## Exercise instructions
Could you repeat the records below exactly, leaving the pictures out?

## Exercise inputs
==============================

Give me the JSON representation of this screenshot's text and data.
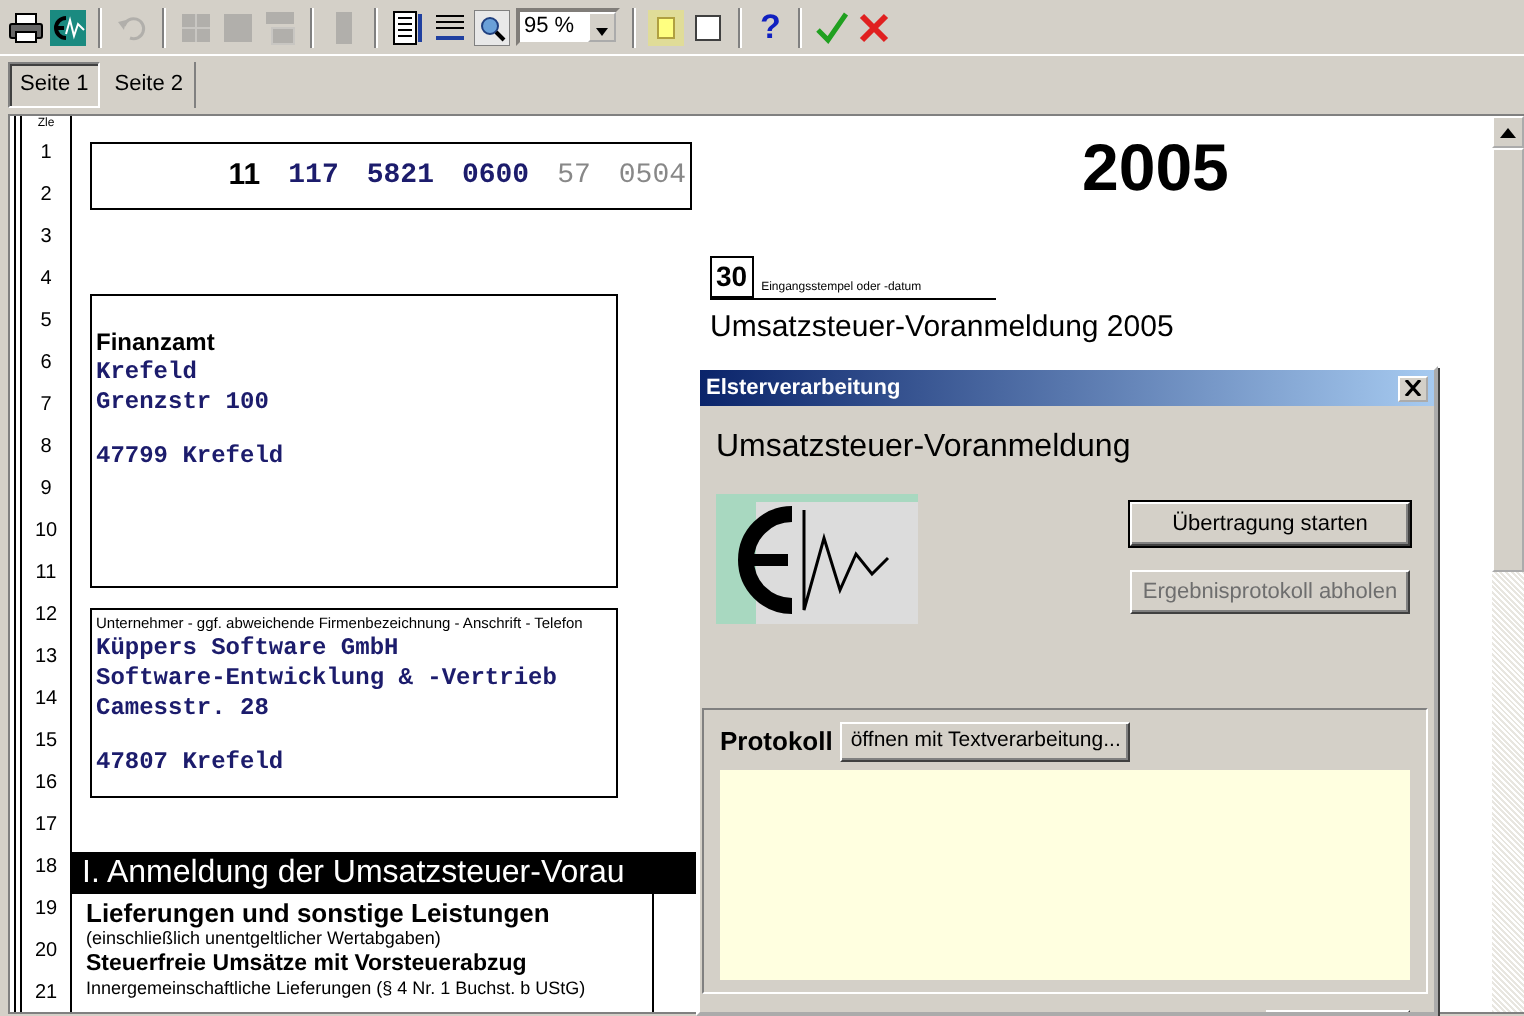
{
  "toolbar": [
    [
      {
        "kind": "printer",
        "disabled": false
      },
      {
        "kind": "elster",
        "disabled": false
      }
    ],
    [
      {
        "kind": "undo",
        "disabled": true
      }
    ],
    [
      {
        "kind": "grid",
        "disabled": true
      },
      {
        "kind": "square",
        "disabled": true
      },
      {
        "kind": "layout",
        "disabled": true
      }
    ],
    [
      {
        "kind": "bar",
        "disabled": true
      }
    ],
    [
      {
        "kind": "lines",
        "disabled": false
      },
      {
        "kind": "spread",
        "disabled": false
      },
      {
        "kind": "magnifier",
        "disabled": false
      },
      {
        "kind": "zoom",
        "value": "95 %"
      }
    ],
    [
      {
        "kind": "panel",
        "disabled": false
      },
      {
        "kind": "frame",
        "disabled": false
      }
    ],
    [
      {
        "kind": "help",
        "disabled": false,
        "glyph": "?"
      }
    ],
    [
      {
        "kind": "check",
        "disabled": false
      },
      {
        "kind": "cancel",
        "disabled": false
      }
    ]
  ],
  "tabs": [
    {
      "label": "Seite 1",
      "selected": true
    },
    {
      "label": "Seite 2",
      "selected": false
    }
  ],
  "form": {
    "line_header": "Zle",
    "line_numbers": [
      "1",
      "2",
      "3",
      "4",
      "5",
      "6",
      "7",
      "8",
      "9",
      "10",
      "11",
      "12",
      "13",
      "14",
      "15",
      "16",
      "17",
      "18",
      "19",
      "20",
      "21"
    ],
    "tax_number": [
      {
        "text": "11",
        "kind": "prefix"
      },
      {
        "text": "117",
        "kind": "number"
      },
      {
        "text": "5821",
        "kind": "number"
      },
      {
        "text": "0600",
        "kind": "number"
      },
      {
        "text": "57",
        "kind": "code"
      },
      {
        "text": "0504",
        "kind": "code"
      }
    ],
    "year": "2005",
    "receipt_field": {
      "number": "30",
      "caption": "Eingangsstempel oder -datum"
    },
    "title": "Umsatzsteuer-Voranmeldung 2005",
    "tax_office": {
      "heading": "Finanzamt",
      "blocks": [
        [
          "Krefeld",
          "Grenzstr 100"
        ],
        [
          "47799 Krefeld"
        ]
      ]
    },
    "company": {
      "caption": "Unternehmer - ggf. abweichende Firmenbezeichnung - Anschrift - Telefon",
      "blocks": [
        [
          "Küppers Software GmbH",
          "Software-Entwicklung & -Vertrieb",
          "Camesstr. 28"
        ],
        [
          "47807 Krefeld"
        ]
      ]
    },
    "section": {
      "heading": "I. Anmeldung der Umsatzsteuer-Vorau",
      "items": [
        {
          "kind": "heading",
          "text": "Lieferungen und sonstige Leistungen"
        },
        {
          "kind": "note",
          "text": "(einschließlich unentgeltlicher Wertabgaben)"
        },
        {
          "kind": "subheading",
          "text": "Steuerfreie Umsätze mit Vorsteuerabzug"
        },
        {
          "kind": "note",
          "text": "Innergemeinschaftliche Lieferungen (§ 4 Nr. 1 Buchst. b UStG)"
        }
      ]
    }
  },
  "dialog": {
    "title": "Elsterverarbeitung",
    "heading": "Umsatzsteuer-Voranmeldung",
    "buttons": [
      {
        "label": "Übertragung starten",
        "disabled": false,
        "default": true
      },
      {
        "label": "Ergebnisprotokoll abholen",
        "disabled": true,
        "default": false
      }
    ],
    "protocol": {
      "label": "Protokoll",
      "button": "öffnen mit Textverarbeitung..."
    }
  }
}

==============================

## Solution to this task
Give me the JSON representation of this screenshot's text and data.
{
  "toolbar": [
    [
      {
        "kind": "printer",
        "disabled": false
      },
      {
        "kind": "elster",
        "disabled": false
      }
    ],
    [
      {
        "kind": "undo",
        "disabled": true
      }
    ],
    [
      {
        "kind": "grid",
        "disabled": true
      },
      {
        "kind": "square",
        "disabled": true
      },
      {
        "kind": "layout",
        "disabled": true
      }
    ],
    [
      {
        "kind": "bar",
        "disabled": true
      }
    ],
    [
      {
        "kind": "lines",
        "disabled": false
      },
      {
        "kind": "spread",
        "disabled": false
      },
      {
        "kind": "magnifier",
        "disabled": false
      },
      {
        "kind": "zoom",
        "value": "95 %"
      }
    ],
    [
      {
        "kind": "panel",
        "disabled": false
      },
      {
        "kind": "frame",
        "disabled": false
      }
    ],
    [
      {
        "kind": "help",
        "disabled": false,
        "glyph": "?"
      }
    ],
    [
      {
        "kind": "check",
        "disabled": false
      },
      {
        "kind": "cancel",
        "disabled": false
      }
    ]
  ],
  "tabs": [
    {
      "label": "Seite 1",
      "selected": true
    },
    {
      "label": "Seite 2",
      "selected": false
    }
  ],
  "form": {
    "line_header": "Zle",
    "line_numbers": [
      "1",
      "2",
      "3",
      "4",
      "5",
      "6",
      "7",
      "8",
      "9",
      "10",
      "11",
      "12",
      "13",
      "14",
      "15",
      "16",
      "17",
      "18",
      "19",
      "20",
      "21"
    ],
    "tax_number": [
      {
        "text": "11",
        "kind": "prefix"
      },
      {
        "text": "117",
        "kind": "number"
      },
      {
        "text": "5821",
        "kind": "number"
      },
      {
        "text": "0600",
        "kind": "number"
      },
      {
        "text": "57",
        "kind": "code"
      },
      {
        "text": "0504",
        "kind": "code"
      }
    ],
    "year": "2005",
    "receipt_field": {
      "number": "30",
      "caption": "Eingangsstempel oder -datum"
    },
    "title": "Umsatzsteuer-Voranmeldung 2005",
    "tax_office": {
      "heading": "Finanzamt",
      "blocks": [
        [
          "Krefeld",
          "Grenzstr 100"
        ],
        [
          "47799 Krefeld"
        ]
      ]
    },
    "company": {
      "caption": "Unternehmer - ggf. abweichende Firmenbezeichnung - Anschrift - Telefon",
      "blocks": [
        [
          "Küppers Software GmbH",
          "Software-Entwicklung & -Vertrieb",
          "Camesstr. 28"
        ],
        [
          "47807 Krefeld"
        ]
      ]
    },
    "section": {
      "heading": "I. Anmeldung der Umsatzsteuer-Vorau",
      "items": [
        {
          "kind": "heading",
          "text": "Lieferungen und sonstige Leistungen"
        },
        {
          "kind": "note",
          "text": "(einschließlich unentgeltlicher Wertabgaben)"
        },
        {
          "kind": "subheading",
          "text": "Steuerfreie Umsätze mit Vorsteuerabzug"
        },
        {
          "kind": "note",
          "text": "Innergemeinschaftliche Lieferungen (§ 4 Nr. 1 Buchst. b UStG)"
        }
      ]
    }
  },
  "dialog": {
    "title": "Elsterverarbeitung",
    "heading": "Umsatzsteuer-Voranmeldung",
    "buttons": [
      {
        "label": "Übertragung starten",
        "disabled": false,
        "default": true
      },
      {
        "label": "Ergebnisprotokoll abholen",
        "disabled": true,
        "default": false
      }
    ],
    "protocol": {
      "label": "Protokoll",
      "button": "öffnen mit Textverarbeitung..."
    }
  }
}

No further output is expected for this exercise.